BXCL701 and pembrolizumab may resolve the need for FDA-approved therapies for patients with small cell neuroendocrine prostate cancer, according to investigators.
A phase 1b/2 clinical trial (NCT03910660) assessing the use of oral immune activator BXCL701 plus pembrolizumab (Keytruda) in a heavily pretreated population of patients with metastatic castration-resistant prostate cancer (mCRPC) with de novo or treatment-emergent small cell neuroendocrine carcinoma (SCNC) is set to expand to a phase 2a efficacy analysis, according to a press release from drug developer BioXcel Therapeutics.1
The decision to expand came after the protocol-specified efficacy threshold for cohort expansion of 3 composite responses was met.2 Findings from the phase 1b/2 study were presented at the 2021 European Society of Medical Oncology Congress (ESMO) and indicated that those who received treatment with the experimental combination yielded a composite response rate of 26% and a disease control rate of 63%. Moreover, 5% of patients achieved a confirmed partial response (5%) and 11% had an unconfirmed response.
“There is currently no standard of care for [patients with mCRPC] presenting with the SCNC phenotype,” Vincent J. O’Neill, MD, senior vice president and chief medical officer at BioXcel, said in a press release. “SCNC is a particularly rare and difficult to treat variation of mCRPC. The decision to expand the SCNC cohort builds upon positive interim safety and efficacy data from the adenocarcinoma cohort presented last month at ESMO and moves us into the next stage of the evaluation lifecycle.
He continued, “With three composite responses observed among ten evaluable patients, and what we believe is a manageable side effect profile, we continue to be encouraged by BCXL701’s potential to generate an immune response in ‘cold’ tumor types.

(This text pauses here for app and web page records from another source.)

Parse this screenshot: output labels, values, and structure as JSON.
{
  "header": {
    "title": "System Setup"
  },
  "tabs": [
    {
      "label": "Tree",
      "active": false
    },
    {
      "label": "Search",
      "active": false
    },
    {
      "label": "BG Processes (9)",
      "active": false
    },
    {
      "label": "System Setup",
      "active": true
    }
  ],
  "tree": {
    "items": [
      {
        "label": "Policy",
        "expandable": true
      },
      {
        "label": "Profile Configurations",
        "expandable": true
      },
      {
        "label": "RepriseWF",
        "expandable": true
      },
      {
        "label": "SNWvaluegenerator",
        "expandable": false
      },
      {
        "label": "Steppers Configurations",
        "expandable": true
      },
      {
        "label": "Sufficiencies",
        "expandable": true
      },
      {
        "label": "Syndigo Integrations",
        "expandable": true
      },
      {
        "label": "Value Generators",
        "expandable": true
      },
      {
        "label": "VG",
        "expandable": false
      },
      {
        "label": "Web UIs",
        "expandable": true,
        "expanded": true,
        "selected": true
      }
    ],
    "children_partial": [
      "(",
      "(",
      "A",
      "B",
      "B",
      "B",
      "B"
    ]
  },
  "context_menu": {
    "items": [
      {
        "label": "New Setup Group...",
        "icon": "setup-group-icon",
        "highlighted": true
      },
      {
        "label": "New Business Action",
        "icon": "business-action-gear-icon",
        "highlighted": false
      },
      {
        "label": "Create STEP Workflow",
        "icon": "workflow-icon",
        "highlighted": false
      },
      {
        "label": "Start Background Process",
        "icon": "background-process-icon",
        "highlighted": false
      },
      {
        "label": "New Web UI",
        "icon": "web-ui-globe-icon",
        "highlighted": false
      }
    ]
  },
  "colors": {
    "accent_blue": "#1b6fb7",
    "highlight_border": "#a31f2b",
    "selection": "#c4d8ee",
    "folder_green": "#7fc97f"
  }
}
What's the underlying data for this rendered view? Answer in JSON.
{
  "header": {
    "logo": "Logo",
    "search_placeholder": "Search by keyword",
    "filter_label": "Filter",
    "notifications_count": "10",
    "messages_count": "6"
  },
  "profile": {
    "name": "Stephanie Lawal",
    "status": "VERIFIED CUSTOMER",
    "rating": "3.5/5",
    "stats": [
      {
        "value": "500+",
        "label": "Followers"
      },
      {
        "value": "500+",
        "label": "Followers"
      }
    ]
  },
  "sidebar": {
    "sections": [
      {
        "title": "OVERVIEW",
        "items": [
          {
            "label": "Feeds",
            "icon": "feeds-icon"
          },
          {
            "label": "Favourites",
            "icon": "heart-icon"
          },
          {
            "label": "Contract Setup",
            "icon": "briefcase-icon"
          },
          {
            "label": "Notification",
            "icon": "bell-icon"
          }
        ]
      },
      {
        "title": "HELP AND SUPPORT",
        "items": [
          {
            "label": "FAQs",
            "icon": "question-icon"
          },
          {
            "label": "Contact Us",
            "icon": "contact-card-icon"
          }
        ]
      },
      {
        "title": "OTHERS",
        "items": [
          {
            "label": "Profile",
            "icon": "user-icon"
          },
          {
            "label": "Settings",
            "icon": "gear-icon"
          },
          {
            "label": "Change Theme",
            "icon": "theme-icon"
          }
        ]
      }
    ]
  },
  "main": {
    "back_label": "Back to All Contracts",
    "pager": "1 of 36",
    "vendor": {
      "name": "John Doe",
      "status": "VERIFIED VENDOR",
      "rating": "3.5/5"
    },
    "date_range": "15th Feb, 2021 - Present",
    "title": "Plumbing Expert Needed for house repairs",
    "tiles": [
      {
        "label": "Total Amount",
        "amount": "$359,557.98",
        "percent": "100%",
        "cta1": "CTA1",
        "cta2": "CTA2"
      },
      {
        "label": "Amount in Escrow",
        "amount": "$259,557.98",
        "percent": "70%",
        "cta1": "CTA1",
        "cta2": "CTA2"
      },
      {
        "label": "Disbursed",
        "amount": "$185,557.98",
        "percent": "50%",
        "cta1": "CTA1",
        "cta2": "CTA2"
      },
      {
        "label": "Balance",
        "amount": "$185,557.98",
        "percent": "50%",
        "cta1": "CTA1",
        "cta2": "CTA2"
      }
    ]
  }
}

We intend to continue recruitment of additional patients for our SCNC cohort, and we look forward to the further evaluation of BXCL701 in this mCRPC patient population, as well as in our adenocarcinoma cohort, which also continues enrollment.”
To be eligible for the open-label, multicenter study, patients were required to have experienced progression via Prostate Cancer Working Group 3 criteria, as well as receive at least 1 previous line of treatment with cytotoxic chemotherapy to be enrolled on the SCNC cohort. Moreover, treatment with 1 to 2 androgen signaling inhibitors and 1 line of taxane chemotherapy was necessary to be included in the adenocarcinoma cohort. Investigators reported a total of 23 response-evaluable patients.
Eligible patients who enrolled on the study with SCNC received 0.3 mg of BXCL701 twice daily on days 1 through 14 throughout the 21-day cycle plus 200 mg of intravenous pembrolizumab on day 1 and every subsequent 21-day cycle.
The study’s secondary end points were duration of response, progression-free survival, and overall survival.
Additional findings from the study indicated that 42% of patients achieved stable disease, 5% had a non–complete response or non–progressive disease, and 37% had progressive disease. Moreover, investigators reported a circulating tumor response rate of 25%.